### Dataset rows describing interfaces:
+++++
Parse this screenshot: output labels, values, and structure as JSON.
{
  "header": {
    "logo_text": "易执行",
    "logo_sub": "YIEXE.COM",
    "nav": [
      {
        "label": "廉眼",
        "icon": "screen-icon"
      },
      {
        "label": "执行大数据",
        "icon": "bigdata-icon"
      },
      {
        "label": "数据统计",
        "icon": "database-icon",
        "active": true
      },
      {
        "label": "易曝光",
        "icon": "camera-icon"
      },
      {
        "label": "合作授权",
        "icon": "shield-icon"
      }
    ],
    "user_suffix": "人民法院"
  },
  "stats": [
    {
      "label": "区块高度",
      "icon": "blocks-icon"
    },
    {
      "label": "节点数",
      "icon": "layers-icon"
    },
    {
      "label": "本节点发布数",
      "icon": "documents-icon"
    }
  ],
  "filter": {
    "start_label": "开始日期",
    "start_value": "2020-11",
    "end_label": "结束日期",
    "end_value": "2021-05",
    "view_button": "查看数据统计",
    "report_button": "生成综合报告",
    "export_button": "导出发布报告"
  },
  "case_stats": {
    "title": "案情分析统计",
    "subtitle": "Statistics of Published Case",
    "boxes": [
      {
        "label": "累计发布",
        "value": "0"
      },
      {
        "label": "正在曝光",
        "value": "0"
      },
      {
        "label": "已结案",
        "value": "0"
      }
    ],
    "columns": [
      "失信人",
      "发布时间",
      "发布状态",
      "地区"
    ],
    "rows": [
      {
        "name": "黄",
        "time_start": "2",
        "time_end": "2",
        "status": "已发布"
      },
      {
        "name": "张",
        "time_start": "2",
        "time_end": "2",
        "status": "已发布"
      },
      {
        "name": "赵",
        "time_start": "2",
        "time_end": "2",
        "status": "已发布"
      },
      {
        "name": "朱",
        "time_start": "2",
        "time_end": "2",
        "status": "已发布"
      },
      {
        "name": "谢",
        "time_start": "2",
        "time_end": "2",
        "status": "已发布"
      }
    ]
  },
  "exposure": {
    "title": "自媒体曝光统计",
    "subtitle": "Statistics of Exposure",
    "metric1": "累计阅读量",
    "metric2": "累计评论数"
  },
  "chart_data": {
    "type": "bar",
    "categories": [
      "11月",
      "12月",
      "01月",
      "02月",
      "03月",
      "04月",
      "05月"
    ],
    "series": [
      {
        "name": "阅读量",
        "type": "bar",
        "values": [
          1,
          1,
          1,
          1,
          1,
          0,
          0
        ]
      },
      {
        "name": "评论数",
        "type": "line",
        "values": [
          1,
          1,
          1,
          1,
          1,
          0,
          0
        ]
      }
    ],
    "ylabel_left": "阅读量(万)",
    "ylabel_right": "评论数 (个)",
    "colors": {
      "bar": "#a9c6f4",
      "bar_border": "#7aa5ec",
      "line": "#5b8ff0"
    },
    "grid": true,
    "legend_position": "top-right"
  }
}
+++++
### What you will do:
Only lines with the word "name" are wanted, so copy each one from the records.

### Task answer:
        "name": "黄",
        "name": "张",
        "name": "赵",
        "name": "朱",
        "name": "谢",
        "name": "阅读量",
        "name": "评论数",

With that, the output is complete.